Shopping on like has become an everyday occurrence for many of us. It is so convenient to sit and browse a website looking for the exact item we want without spending time and money getting in a car and searching through many stores to locate the same thing. The process of buying something online involves many different programming copyrights. Who was the first business to offer online shopping? Who was the first online business to come up with the “shopping cart” idea? You can imagine as you think about the steps required to shop online that it took creativity and technical knowledge. Of course other web sites want to make their online experience as simple for customers so seeing processes on other sites that do that starts the copyright infringement trouble.
Take, for instance, the trouble Amazon had. Amazon had been granted a patent for a 1-click technology dated September 28, 1999. This technology is also known as one-click buying, and allows customers to make online purchases in a single click. Customers no longer have to manually input billing and shipping information each time they purchase an item. Instead, 1-click uses the billing address and credit card and/or other payment information that can be kept on file in the user’s account.
There have been several other patent disputes that surround 1-click technology, including a patent infringement lawsuit that was filed against Barnes & Noble back in 1999; which was only a month after Amazon’s 1-click patent was issued. Barnes & Noble was offering a checkout option that was called “Express Lane,” which also happened to enable shoppers to purchase an item with one click. This lawsuit was settled privately in 2002; however, the terms of the settlement were not disclosed.
Keeping up with technology and the processes behind it is extremely important to businesses.
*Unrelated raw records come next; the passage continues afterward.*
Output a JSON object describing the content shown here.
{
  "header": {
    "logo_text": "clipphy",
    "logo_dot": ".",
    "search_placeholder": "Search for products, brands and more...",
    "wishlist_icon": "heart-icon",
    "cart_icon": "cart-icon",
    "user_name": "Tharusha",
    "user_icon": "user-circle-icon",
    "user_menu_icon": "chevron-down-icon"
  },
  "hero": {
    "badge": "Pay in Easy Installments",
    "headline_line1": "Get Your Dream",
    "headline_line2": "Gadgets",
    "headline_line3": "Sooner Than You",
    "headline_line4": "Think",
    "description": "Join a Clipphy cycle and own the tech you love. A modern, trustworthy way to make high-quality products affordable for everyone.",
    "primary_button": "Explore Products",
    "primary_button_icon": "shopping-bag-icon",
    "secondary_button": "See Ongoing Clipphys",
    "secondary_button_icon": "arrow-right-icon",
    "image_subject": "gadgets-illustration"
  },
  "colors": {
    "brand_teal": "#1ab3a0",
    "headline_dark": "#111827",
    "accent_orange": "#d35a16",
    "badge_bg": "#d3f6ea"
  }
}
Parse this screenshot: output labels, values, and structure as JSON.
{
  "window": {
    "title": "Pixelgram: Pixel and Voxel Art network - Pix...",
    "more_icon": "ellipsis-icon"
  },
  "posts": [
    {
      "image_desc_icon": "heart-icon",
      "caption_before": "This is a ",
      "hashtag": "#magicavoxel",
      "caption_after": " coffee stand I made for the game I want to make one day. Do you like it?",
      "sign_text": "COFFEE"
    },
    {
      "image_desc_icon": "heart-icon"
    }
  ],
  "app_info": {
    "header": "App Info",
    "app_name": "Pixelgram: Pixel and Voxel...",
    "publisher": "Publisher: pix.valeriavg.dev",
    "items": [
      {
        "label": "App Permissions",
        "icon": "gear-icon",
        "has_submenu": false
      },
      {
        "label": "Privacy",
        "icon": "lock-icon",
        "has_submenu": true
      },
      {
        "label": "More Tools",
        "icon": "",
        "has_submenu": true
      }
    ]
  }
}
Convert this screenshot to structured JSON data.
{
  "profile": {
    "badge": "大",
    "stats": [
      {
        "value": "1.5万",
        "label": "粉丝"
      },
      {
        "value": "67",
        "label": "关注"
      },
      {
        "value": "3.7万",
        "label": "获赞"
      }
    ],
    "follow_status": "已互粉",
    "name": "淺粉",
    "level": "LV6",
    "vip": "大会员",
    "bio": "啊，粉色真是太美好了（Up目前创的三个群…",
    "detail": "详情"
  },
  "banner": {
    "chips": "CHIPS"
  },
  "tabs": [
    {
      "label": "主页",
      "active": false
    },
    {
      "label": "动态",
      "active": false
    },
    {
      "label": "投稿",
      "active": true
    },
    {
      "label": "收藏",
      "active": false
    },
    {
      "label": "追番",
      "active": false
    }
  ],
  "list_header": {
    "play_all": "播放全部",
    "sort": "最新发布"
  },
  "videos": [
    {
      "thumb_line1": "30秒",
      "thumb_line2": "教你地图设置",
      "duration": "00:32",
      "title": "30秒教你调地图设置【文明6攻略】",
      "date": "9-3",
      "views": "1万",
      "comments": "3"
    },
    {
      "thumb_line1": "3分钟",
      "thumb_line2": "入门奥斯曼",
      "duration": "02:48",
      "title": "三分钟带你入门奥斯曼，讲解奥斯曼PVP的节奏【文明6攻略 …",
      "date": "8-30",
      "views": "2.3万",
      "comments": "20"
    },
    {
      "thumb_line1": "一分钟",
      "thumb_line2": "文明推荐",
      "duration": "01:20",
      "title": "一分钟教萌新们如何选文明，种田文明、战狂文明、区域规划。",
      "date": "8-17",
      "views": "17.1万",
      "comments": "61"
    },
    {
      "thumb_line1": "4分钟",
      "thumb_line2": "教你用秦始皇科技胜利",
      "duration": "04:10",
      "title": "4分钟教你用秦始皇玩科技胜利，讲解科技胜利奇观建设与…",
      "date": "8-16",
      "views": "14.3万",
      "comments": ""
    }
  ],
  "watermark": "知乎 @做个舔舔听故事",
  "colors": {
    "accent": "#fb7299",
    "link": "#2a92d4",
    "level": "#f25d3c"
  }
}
Competition is fierce in the digital world and any edge that a company has to make the online experience more enjoyable and easier for its customers must be protected.